        <li class="item"></li>
        <li class="item"></li>
        <li class="item"></li>
        <li class="item"></li>
        <li class="item"></li>
    </ul><!-- /.item-list -->
</div><!-- /.items -->

Please pay no mind to the qualities of the class names: this is just a quick proof of concept.

Here’s how that looks. At larger screen sizes, I display the list items in groups of two or three, side by side. At smaller sizes, the items simply linearise vertically.

Okay, now within a small-screen media query I’m going to constrain the width of the container:

.items {
    width: 100%;
}

I’m going to make the list within that element stretch off-canvas for six screens wide (this depends on me knowing that there will be exactly six items in the list):

.items .item-list {
    width: 600%;
}

Now I’ll make each item one sixth of that size, which should be one screen’s worth. Actually, I’m going to make it a bit less than exactly one sixth (which would be 16.6666%) so that a bit of the next item peaks out:

.item-list .item {
    width: 15%;
}

My hope was that to make this crawlable/swipable, all I had to do was apply overflow: scroll to the containing element:

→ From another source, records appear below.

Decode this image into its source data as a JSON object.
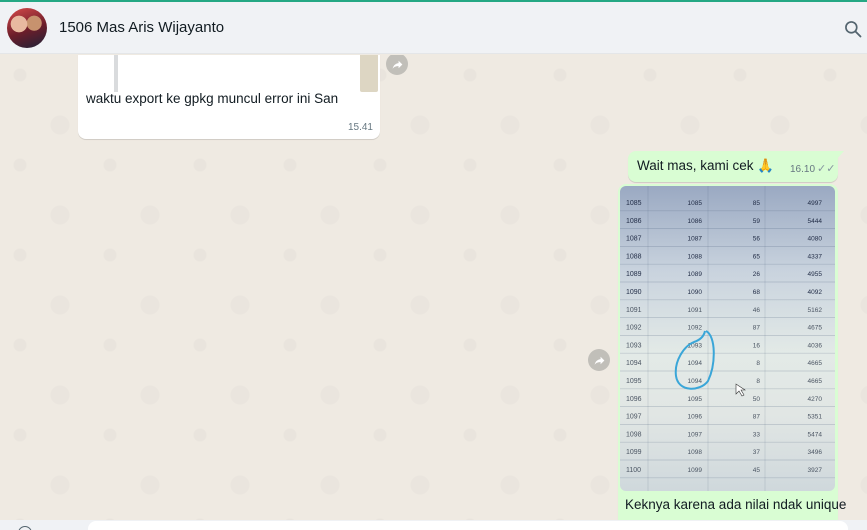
{
  "header": {
    "contact_name": "1506 Mas Aris Wijayanto",
    "avatar_icon": "contact-avatar",
    "search_icon": "search-icon"
  },
  "messages": [
    {
      "direction": "incoming",
      "text": "waktu export ke gpkg muncul error ini San",
      "time": "15.41",
      "has_image_preview": true
    },
    {
      "direction": "outgoing",
      "text": "Wait mas, kami cek 🙏",
      "time": "16.10",
      "status": "✓✓"
    },
    {
      "direction": "outgoing",
      "type": "image",
      "caption": "Keknya karena ada nilai ndak unique",
      "photo_table": [
        [
          "1085",
          "1085",
          "85",
          "4997"
        ],
        [
          "1086",
          "1086",
          "59",
          "5444"
        ],
        [
          "1087",
          "1087",
          "56",
          "4080"
        ],
        [
          "1088",
          "1088",
          "65",
          "4337"
        ],
        [
          "1089",
          "1089",
          "26",
          "4955"
        ],
        [
          "1090",
          "1090",
          "68",
          "4092"
        ],
        [
          "1091",
          "1091",
          "46",
          "5162"
        ],
        [
          "1092",
          "1092",
          "87",
          "4675"
        ],
        [
          "1093",
          "1093",
          "16",
          "4036"
        ],
        [
          "1094",
          "1094",
          "8",
          "4665"
        ],
        [
          "1095",
          "1094",
          "8",
          "4665"
        ],
        [
          "1096",
          "1095",
          "50",
          "4270"
        ],
        [
          "1097",
          "1096",
          "87",
          "5351"
        ],
        [
          "1098",
          "1097",
          "33",
          "5474"
        ],
        [
          "1099",
          "1098",
          "37",
          "3496"
        ],
        [
          "1100",
          "1099",
          "45",
          "3927"
        ]
      ]
    }
  ],
  "colors": {
    "incoming_bubble": "#ffffff",
    "outgoing_bubble": "#d9fdd3",
    "chat_background": "#efeae2",
    "header_background": "#f0f2f5",
    "highlight_circle": "#3aa6d8"
  }
}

.items {
    width: 100%;
    overflow: scroll;
}

All of that is wrapped up in a small-viewport media query:

@media all and (max-width: 30em) {
    .items {
        width: 100%;
        overflow: scroll;
    }
    .items .item-list {
        width: 600%;
    }
    .items .item {
        width: 15%;
    }
}

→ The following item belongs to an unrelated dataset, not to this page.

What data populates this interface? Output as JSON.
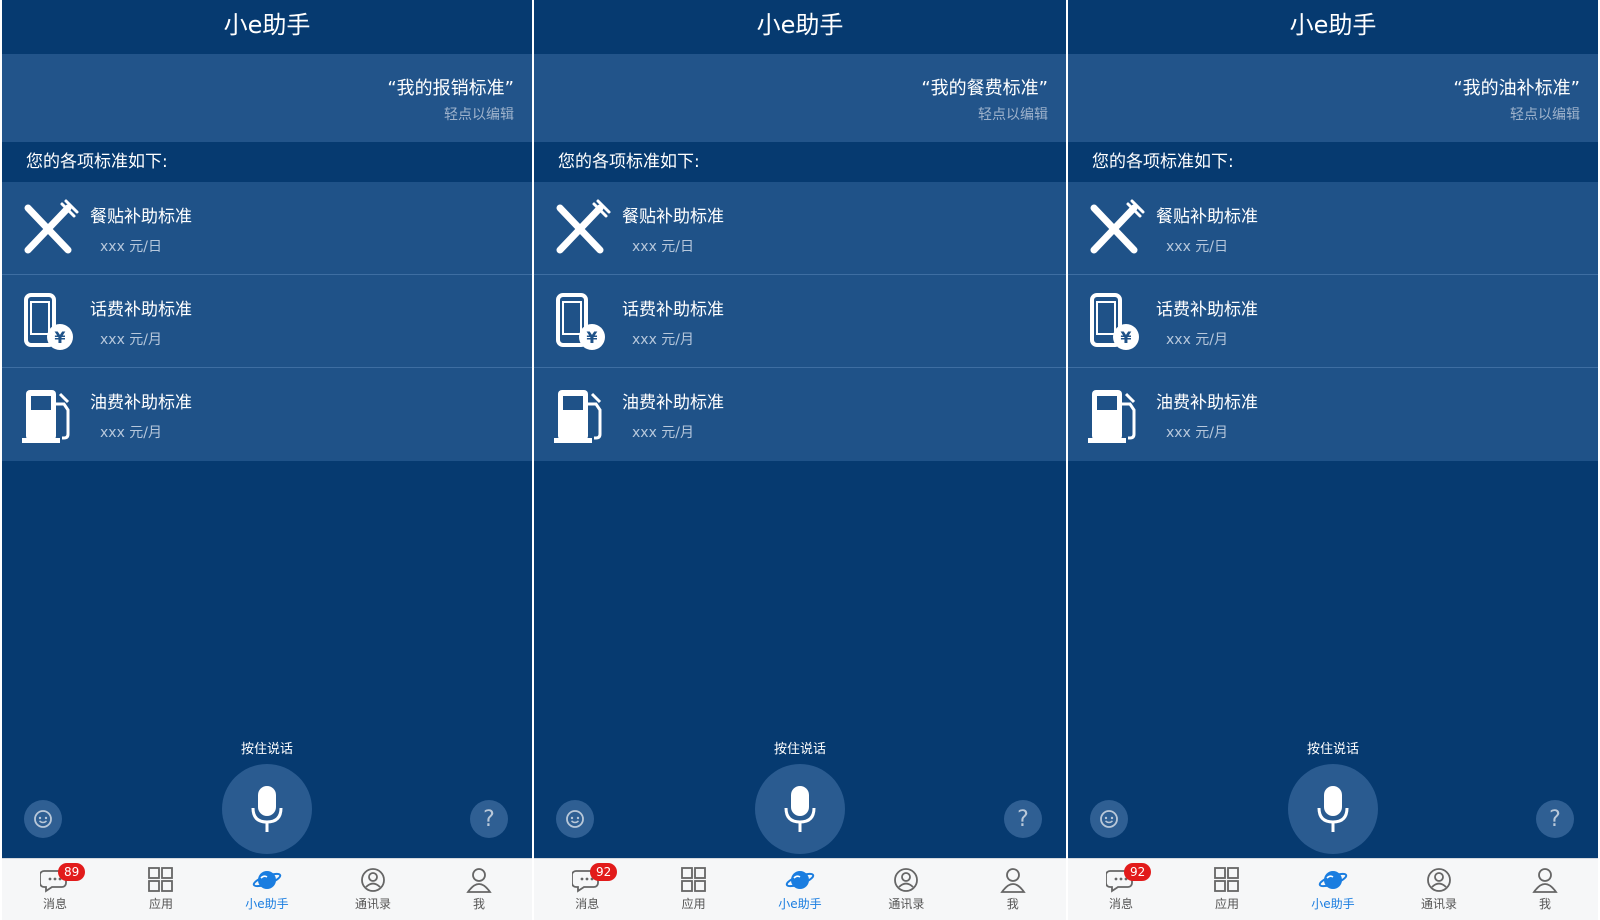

It actually works …in some browsers. Alas, support for overflow: scroll doesn’t extend back as far as Android 2, still a very popular flavour of that operating system. That’s quite a showstopper.

There is a polyfill called Overthrow from those mad geniuses at Filament Group. But, as I said, I’d rather not throw more code at the problem. While I can imagine shovelling a polyfill at a desktop browser, I have a lot of qualms about trying to “support” an older mobile browser by giving it a chunk of JavaScript to chew on.

What I really need is a way to detect support for overflow: scroll. Alas, looking at the code for Overthrow, that isn’t so easy. Modernizr cannot help me here. We are in the realm of the undetectables.

My pattern is, alas, a failure.

Or, at least, it’s a failure for now. The @supports rule in CSS is tailor-made for this kind of situation. Basically, I don’t want any those small-screen rules to apply unless the browser supports overflow: scroll. Here’s how I will be able to do that:

@media all and (max-width: 30em) {
  @supports (overflow: scroll) {
    .items {
        width: 100%;
        overflow: scroll;
    }
    .items .item-list {
        width: 600%;
    }
    .items .item {
        width: 15%;
    }
  }
}

This is really, really useful. It means that I can start implementing this pattern now even though very few browsers currently understand @supports. That’s okay. Browsers that don’t understand it will simply ignore the whole block of CSS, leaving the list items to display vertically. But as @support gets more …um, support …then the pattern will kick in for those more capable browsers.

I can see myself adding this pre-emptive pattern for a few different use cases:

Feel free to poke at the example code. Perhaps you can find a way to succeed where I have failed.